* Task brief
Set each line of the data down exactly, please.

Raw data START

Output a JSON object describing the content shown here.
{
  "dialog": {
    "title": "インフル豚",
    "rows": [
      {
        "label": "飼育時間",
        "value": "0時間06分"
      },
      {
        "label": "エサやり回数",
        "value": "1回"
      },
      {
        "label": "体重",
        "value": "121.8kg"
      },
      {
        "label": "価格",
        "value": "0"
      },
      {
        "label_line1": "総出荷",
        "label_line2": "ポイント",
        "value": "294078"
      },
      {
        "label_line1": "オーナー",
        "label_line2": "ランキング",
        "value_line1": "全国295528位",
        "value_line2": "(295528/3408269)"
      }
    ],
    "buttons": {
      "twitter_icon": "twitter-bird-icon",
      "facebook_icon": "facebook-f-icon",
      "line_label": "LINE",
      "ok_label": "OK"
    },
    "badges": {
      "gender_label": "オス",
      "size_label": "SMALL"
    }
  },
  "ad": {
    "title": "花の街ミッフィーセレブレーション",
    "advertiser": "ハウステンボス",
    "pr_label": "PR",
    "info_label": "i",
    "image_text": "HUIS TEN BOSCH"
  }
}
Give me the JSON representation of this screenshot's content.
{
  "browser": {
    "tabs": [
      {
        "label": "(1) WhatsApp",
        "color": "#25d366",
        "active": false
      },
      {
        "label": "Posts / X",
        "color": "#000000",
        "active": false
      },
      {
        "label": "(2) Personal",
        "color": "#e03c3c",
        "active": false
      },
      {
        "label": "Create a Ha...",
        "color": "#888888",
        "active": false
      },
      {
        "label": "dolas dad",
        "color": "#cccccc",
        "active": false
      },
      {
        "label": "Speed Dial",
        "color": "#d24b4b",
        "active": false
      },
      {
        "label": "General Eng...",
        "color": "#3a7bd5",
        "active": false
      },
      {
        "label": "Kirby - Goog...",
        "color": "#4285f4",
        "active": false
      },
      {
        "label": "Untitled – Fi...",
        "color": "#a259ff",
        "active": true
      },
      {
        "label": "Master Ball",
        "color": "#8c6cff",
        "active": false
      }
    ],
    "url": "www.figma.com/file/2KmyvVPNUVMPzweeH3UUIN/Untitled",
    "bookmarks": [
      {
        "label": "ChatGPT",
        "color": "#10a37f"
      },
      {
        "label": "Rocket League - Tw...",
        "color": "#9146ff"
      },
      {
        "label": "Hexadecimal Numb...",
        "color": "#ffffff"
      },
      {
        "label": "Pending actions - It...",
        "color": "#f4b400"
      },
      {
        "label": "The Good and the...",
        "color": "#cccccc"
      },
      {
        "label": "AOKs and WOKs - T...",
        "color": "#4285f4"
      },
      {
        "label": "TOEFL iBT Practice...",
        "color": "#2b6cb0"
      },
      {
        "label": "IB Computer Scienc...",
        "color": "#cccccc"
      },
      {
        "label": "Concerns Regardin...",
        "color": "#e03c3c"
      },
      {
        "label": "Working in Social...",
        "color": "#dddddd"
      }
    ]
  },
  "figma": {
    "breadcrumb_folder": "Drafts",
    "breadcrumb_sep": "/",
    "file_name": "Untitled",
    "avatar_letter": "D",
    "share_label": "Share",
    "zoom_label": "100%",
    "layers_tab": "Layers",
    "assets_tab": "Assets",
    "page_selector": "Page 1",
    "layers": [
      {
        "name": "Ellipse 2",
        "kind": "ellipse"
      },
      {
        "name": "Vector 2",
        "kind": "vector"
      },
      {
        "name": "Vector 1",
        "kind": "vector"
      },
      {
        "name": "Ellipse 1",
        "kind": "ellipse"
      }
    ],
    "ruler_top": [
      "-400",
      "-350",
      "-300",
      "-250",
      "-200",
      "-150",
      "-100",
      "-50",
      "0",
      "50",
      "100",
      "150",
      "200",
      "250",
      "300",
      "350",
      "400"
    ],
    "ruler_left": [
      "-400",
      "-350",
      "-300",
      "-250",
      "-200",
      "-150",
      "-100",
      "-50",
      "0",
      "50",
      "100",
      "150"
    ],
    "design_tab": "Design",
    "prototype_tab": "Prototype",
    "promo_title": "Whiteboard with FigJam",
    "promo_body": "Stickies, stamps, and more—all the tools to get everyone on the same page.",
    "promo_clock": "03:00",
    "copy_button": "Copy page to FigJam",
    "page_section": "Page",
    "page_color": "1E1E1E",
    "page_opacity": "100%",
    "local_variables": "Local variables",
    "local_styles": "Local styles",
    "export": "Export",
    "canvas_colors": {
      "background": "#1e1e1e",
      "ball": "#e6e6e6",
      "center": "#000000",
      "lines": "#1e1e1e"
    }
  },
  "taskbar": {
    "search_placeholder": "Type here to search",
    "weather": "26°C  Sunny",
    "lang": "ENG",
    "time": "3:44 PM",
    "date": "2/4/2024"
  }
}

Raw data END

* Reply
Output a JSON object describing the content shown here.
{
  "dialog": {
    "title": "インフル豚",
    "rows": [
      {
        "label": "飼育時間",
        "value": "0時間06分"
      },
      {
        "label": "エサやり回数",
        "value": "1回"
      },
      {
        "label": "体重",
        "value": "121.8kg"
      },
      {
        "label": "価格",
        "value": "0"
      },
      {
        "label_line1": "総出荷",
        "label_line2": "ポイント",
        "value": "294078"
      },
      {
        "label_line1": "オーナー",
        "label_line2": "ランキング",
        "value_line1": "全国295528位",
        "value_line2": "(295528/3408269)"
      }
    ],
    "buttons": {
      "twitter_icon": "twitter-bird-icon",
      "facebook_icon": "facebook-f-icon",
      "line_label": "LINE",
      "ok_label": "OK"
    },
    "badges": {
      "gender_label": "オス",
      "size_label": "SMALL"
    }
  },
  "ad": {
    "title": "花の街ミッフィーセレブレーション",
    "advertiser": "ハウステンボス",
    "pr_label": "PR",
    "info_label": "i",
    "image_text": "HUIS TEN BOSCH"
  }
}
Give me the JSON representation of this screenshot's content.
{
  "browser": {
    "tabs": [
      {
        "label": "(1) WhatsApp",
        "color": "#25d366",
        "active": false
      },
      {
        "label": "Posts / X",
        "color": "#000000",
        "active": false
      },
      {
        "label": "(2) Personal",
        "color": "#e03c3c",
        "active": false
      },
      {
        "label": "Create a Ha...",
        "color": "#888888",
        "active": false
      },
      {
        "label": "dolas dad",
        "color": "#cccccc",
        "active": false
      },
      {
        "label": "Speed Dial",
        "color": "#d24b4b",
        "active": false
      },
      {
        "label": "General Eng...",
        "color": "#3a7bd5",
        "active": false
      },
      {
        "label": "Kirby - Goog...",
        "color": "#4285f4",
        "active": false
      },
      {
        "label": "Untitled – Fi...",
        "color": "#a259ff",
        "active": true
      },
      {
        "label": "Master Ball",
        "color": "#8c6cff",
        "active": false
      }
    ],
    "url": "www.figma.com/file/2KmyvVPNUVMPzweeH3UUIN/Untitled",
    "bookmarks": [
      {
        "label": "ChatGPT",
        "color": "#10a37f"
      },
      {
        "label": "Rocket League - Tw...",
        "color": "#9146ff"
      },
      {
        "label": "Hexadecimal Numb...",
        "color": "#ffffff"
      },
      {
        "label": "Pending actions - It...",
        "color": "#f4b400"
      },
      {
        "label": "The Good and the...",
        "color": "#cccccc"
      },
      {
        "label": "AOKs and WOKs - T...",
        "color": "#4285f4"
      },
      {
        "label": "TOEFL iBT Practice...",
        "color": "#2b6cb0"
      },
      {
        "label": "IB Computer Scienc...",
        "color": "#cccccc"
      },
      {
        "label": "Concerns Regardin...",
        "color": "#e03c3c"
      },
      {
        "label": "Working in Social...",
        "color": "#dddddd"
      }
    ]
  },
  "figma": {
    "breadcrumb_folder": "Drafts",
    "breadcrumb_sep": "/",
    "file_name": "Untitled",
    "avatar_letter": "D",
    "share_label": "Share",
    "zoom_label": "100%",
    "layers_tab": "Layers",
    "assets_tab": "Assets",
    "page_selector": "Page 1",
    "layers": [
      {
        "name": "Ellipse 2",
        "kind": "ellipse"
      },
      {
        "name": "Vector 2",
        "kind": "vector"
      },
      {
        "name": "Vector 1",
        "kind": "vector"
      },
      {
        "name": "Ellipse 1",
        "kind": "ellipse"
      }
    ],
    "ruler_top": [
      "-400",
      "-350",
      "-300",
      "-250",
      "-200",
      "-150",
      "-100",
      "-50",
      "0",
      "50",
      "100",
      "150",
      "200",
      "250",
      "300",
      "350",
      "400"
    ],
    "ruler_left": [
      "-400",
      "-350",
      "-300",
      "-250",
      "-200",
      "-150",
      "-100",
      "-50",
      "0",
      "50",
      "100",
      "150"
    ],
    "design_tab": "Design",
    "prototype_tab": "Prototype",
    "promo_title": "Whiteboard with FigJam",
    "promo_body": "Stickies, stamps, and more—all the tools to get everyone on the same page.",
    "promo_clock": "03:00",
    "copy_button": "Copy page to FigJam",
    "page_section": "Page",
    "page_color": "1E1E1E",
    "page_opacity": "100%",
    "local_variables": "Local variables",
    "local_styles": "Local styles",
    "export": "Export",
    "canvas_colors": {
      "background": "#1e1e1e",
      "ball": "#e6e6e6",
      "center": "#000000",
      "lines": "#1e1e1e"
    }
  },
  "taskbar": {
    "search_placeholder": "Type here to search",
    "weather": "26°C  Sunny",
    "lang": "ENG",
    "time": "3:44 PM",
    "date": "2/4/2024"
  }
}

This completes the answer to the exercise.